Tony then introduced the most common British orchids and explained the recent name changes where by some orchids in the genus orchis have been moved to the anacamptis.
We then visited three localities photographically to see the typical orchids found there. These were Turkey, French Alps and Sardinia. This nicely covered extremes of the range of habitats in Europe and the Near East and particularly introduced the idea of endemicism in isolated locations. Happily Dr Hughes is not a splitter and to our great relief lumped lots of the very diverse members of the genus ophrys together.
To further illustrate the problems of lumping and splitting in orchids our speaker then showed a wide range of inter species hybrids and inter genus hybrids.
A most interesting and well illustrated talk delivered in an accessible way.
Aspects of the flora of Turkey by Tony Rymer
Tony had visited Turkey in March/April several times, both independently and with a number of AGS groups.
Much of Turkey is very mountainous and his talk illustrated the flowers seen in both the SW and NE mountainous parts of this very large country and the Anatolia area. The rocks are principally limestone, some of which has been metamorphosed to marble. The southern areas share some of their plants with the northern Aegean Greek islands, but many plants are confined to Turkey and other nearby mainland countries. These include a large number of “special” plants of great interest for alpine house cultivation and the show bench. These included a number of iris including oncoyclus and juno types which make stunning photographic subjects. Also numerous fritillaries, cyclamen, gaga, crocus, colchicum, anemones, tulips, muscari, scilla, hyacinthella and orchids.
It was very interesting to see so many of these special plants growing and photographed in their natural habitat.
Primulas; Sowing, Growing and Showing by Jim Almond
There was a full house for the return of Jim Almond to the Group who gave one of his
characteristic humorous talks, packed full of useful information.
Store in a refrigerator at 4C for up to 10 years.
Use clean plastic pots
Label and keep records.
Use a copper fungicide in the water when sowing.
Compost JI2 1 part – sharp sand 1 part – Perlite or vermiculite 1 part
Top dress with grit and sow on the grit, don’t bury the seed.
Sow in winter.
Prick out when big enough to handle easily, not too small.
Be careful when watering.
Protect from slugs.
Use clean clay pots.
Keep cool and moist.
Remove tired leaves and flowers.
Annually repot into slightly larger pot in spring.
Check for pests and diseases, vine weevil, red spider and root aphis particularly.
Always use clean pots and good labels.
Remove all imperfect material.
Many examples of good show plants and varieties were shown.
Jim then continued to talk about plants in the garden with lots of growing tips and plants around the world.
A very informative and entertaining evening.
AGM and Members Evening
Due to the lengthy discussion that followed the AGM about the AGS’s suggestion the Society’s name might be changed to make it more appealing there was only time for one member’s talk.
Bob Taylor gave a beautifully illustrated talk on one of his passions – auriculas, covering, growing in the wild, appearances in art, classifications, growing and displaying.
Two colour forms of Iris suaveolens photographed on Mount Ambelos Samos Grece at around 1000m on marble rocks by Inga Filmer.

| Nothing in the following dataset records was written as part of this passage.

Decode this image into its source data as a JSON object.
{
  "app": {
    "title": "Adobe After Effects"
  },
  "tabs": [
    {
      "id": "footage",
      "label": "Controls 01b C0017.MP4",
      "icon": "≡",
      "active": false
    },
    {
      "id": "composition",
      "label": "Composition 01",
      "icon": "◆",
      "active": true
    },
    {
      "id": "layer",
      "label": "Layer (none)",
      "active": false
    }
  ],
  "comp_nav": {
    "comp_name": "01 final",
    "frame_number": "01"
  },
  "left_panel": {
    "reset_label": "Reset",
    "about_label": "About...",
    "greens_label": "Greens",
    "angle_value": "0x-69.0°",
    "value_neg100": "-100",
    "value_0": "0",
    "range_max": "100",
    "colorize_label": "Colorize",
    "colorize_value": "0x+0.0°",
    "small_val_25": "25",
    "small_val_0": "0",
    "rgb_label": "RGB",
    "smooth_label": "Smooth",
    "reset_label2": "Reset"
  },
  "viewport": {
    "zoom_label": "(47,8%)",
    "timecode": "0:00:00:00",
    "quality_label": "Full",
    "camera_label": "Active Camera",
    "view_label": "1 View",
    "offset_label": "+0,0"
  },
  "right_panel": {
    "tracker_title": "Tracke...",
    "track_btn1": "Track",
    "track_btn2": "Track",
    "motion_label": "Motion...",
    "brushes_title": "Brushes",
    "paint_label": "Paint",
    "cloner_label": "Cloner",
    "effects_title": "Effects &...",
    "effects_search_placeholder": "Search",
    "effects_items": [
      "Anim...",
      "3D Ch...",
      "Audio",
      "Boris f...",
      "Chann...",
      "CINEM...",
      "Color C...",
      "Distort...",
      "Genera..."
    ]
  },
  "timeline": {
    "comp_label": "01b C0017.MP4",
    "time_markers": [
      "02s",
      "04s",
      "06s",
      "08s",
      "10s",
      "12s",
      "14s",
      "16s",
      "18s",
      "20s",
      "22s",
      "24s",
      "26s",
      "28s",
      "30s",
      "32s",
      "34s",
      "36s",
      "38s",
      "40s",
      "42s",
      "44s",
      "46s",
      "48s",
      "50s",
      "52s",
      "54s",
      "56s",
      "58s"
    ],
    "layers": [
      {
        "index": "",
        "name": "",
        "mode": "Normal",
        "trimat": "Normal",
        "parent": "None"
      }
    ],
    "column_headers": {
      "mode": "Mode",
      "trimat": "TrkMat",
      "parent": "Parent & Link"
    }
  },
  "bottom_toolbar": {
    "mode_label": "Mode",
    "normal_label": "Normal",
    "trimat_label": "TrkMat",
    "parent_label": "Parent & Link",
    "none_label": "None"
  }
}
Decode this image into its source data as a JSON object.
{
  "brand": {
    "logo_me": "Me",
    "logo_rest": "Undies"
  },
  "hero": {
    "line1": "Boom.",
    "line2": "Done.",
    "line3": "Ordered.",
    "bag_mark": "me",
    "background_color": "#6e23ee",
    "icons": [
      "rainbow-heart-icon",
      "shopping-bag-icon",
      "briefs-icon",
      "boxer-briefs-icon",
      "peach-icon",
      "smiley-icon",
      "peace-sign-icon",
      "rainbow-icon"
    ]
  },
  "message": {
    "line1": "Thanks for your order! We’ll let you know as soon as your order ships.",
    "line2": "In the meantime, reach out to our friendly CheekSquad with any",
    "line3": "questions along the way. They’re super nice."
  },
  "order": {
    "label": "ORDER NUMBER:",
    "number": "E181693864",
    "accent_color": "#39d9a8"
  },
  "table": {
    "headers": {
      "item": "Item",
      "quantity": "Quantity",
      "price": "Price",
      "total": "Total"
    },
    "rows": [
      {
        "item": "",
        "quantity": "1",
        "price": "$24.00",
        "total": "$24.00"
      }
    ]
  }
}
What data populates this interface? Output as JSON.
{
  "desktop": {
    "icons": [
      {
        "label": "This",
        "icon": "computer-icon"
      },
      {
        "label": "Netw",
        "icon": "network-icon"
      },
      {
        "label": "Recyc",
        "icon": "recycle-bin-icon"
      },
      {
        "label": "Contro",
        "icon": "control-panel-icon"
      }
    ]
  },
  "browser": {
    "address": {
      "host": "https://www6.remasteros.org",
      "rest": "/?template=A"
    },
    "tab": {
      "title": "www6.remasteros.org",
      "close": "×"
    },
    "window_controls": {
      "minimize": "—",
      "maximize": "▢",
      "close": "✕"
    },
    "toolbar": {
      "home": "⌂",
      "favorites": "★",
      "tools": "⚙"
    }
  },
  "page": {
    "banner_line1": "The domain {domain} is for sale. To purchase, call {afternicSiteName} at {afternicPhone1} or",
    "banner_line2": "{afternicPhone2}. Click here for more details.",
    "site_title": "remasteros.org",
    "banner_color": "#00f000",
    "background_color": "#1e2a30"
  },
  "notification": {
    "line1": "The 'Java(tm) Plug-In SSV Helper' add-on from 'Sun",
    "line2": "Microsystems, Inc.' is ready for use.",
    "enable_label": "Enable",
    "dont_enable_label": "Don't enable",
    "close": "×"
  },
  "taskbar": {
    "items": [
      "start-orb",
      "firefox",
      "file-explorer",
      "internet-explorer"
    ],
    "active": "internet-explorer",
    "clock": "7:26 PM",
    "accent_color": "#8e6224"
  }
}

A pan of the yellow form was awarded a Farrar Medal at the Midland show in 2013 for Rannveig and Bob Wallis. It is pictured on the Ags webite.